WASHINGTON, D.C. (MyNews4.com & KRNV) -- Just what is the U.S. plan for containing and combatting the threat of ISIS?
At this point, the White House is saying very little, but the major concern now is that time is running out.
Overnight, U.S. forces dropped food and water for civilians in Iraq, but what about the plan to deal with the continued threat by the Islamic State? Critics warn a major expansion of military policy should be on the table, with even some in the President's own party expressing concern.
"I've learned one thing about this president, and that is he's very cautious," said Sen. Diane Feinstein. "Maybe in this instance too cautious."

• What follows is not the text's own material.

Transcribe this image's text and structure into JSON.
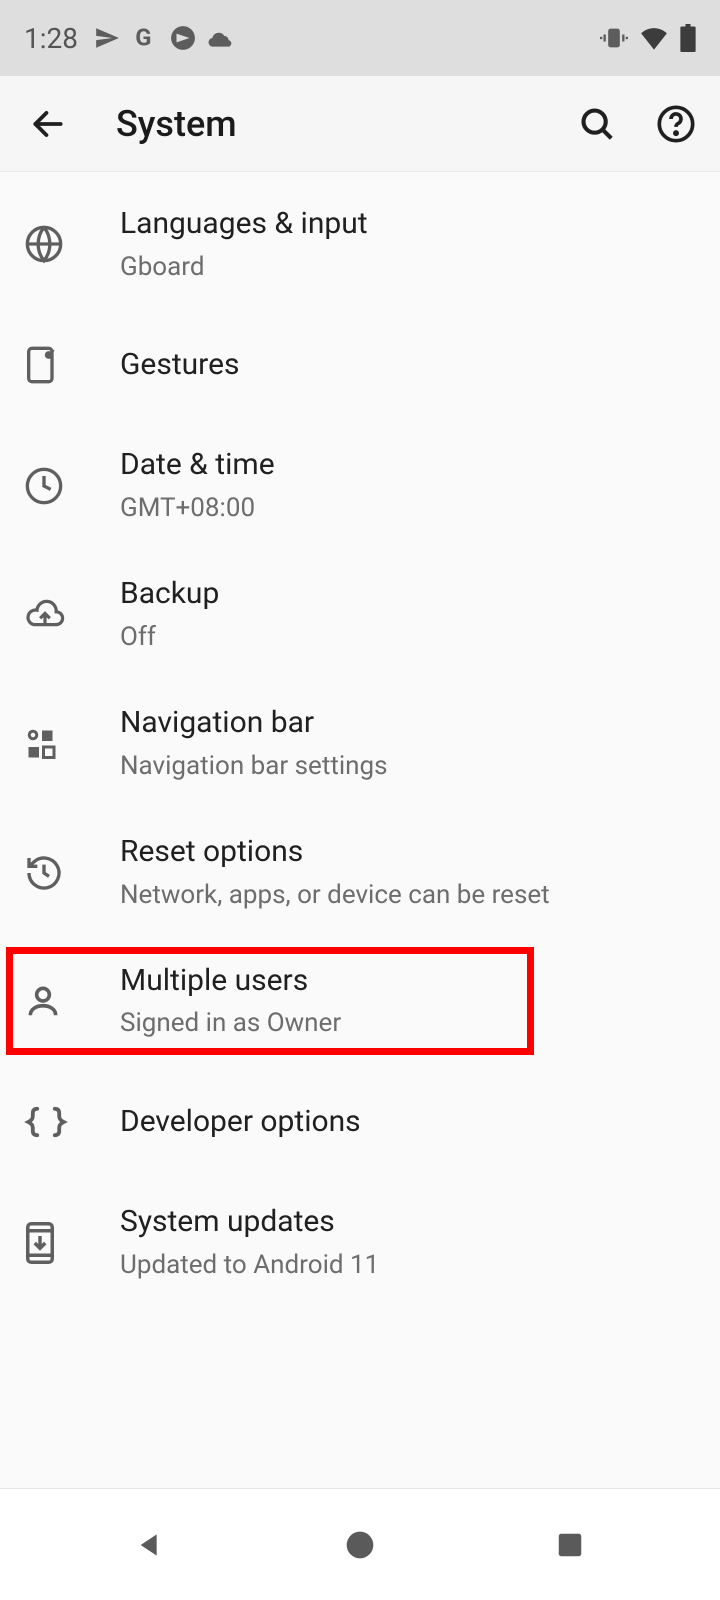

Over the weekend, Saudi Arabia's King Abdullah warned, without action, ISIS could reach Europe in a month and America in another month. Now, many U.S. lawmakers are speaking out as well.
"I believe strongly that ISIS does plan on attacking the United States," said Rep. Peter King. "The longer we wait, the more dangerous ISIS becomes."
When it comes to a plan of action, some middle east experts say as complex as it is, working in and with Syria will be essential and that more expansive military action will need to be considered.
"The President so far has limited U.S. action to attacks from the air," said Paul Salem. "Such a policy used against ISIS in Iraq and Syria would weaken them, would put them on the defensive, but would not by itself obliterate them."
Paul Salem with the Middle East Institute said without a coordinated air and land campaign, the strategy will be incomplete. There is also another challenge, he said, in figuring out how to best deal with Syrian President Bashaar Al Asaad's request for support.
"Once the US and the west said Asaad must go, his response was it's either me or the terrorists and you certainly don't want to work with the terrorists so he wants to force the US to work with him."
Thus far, the messages from the White House and the State Department have been vague.
I can assure you that we have multiple pots on the burner at the same time in terms of protecting the American people and doing what's necessary to do that," said State Department Spokesperson Jen Psaki.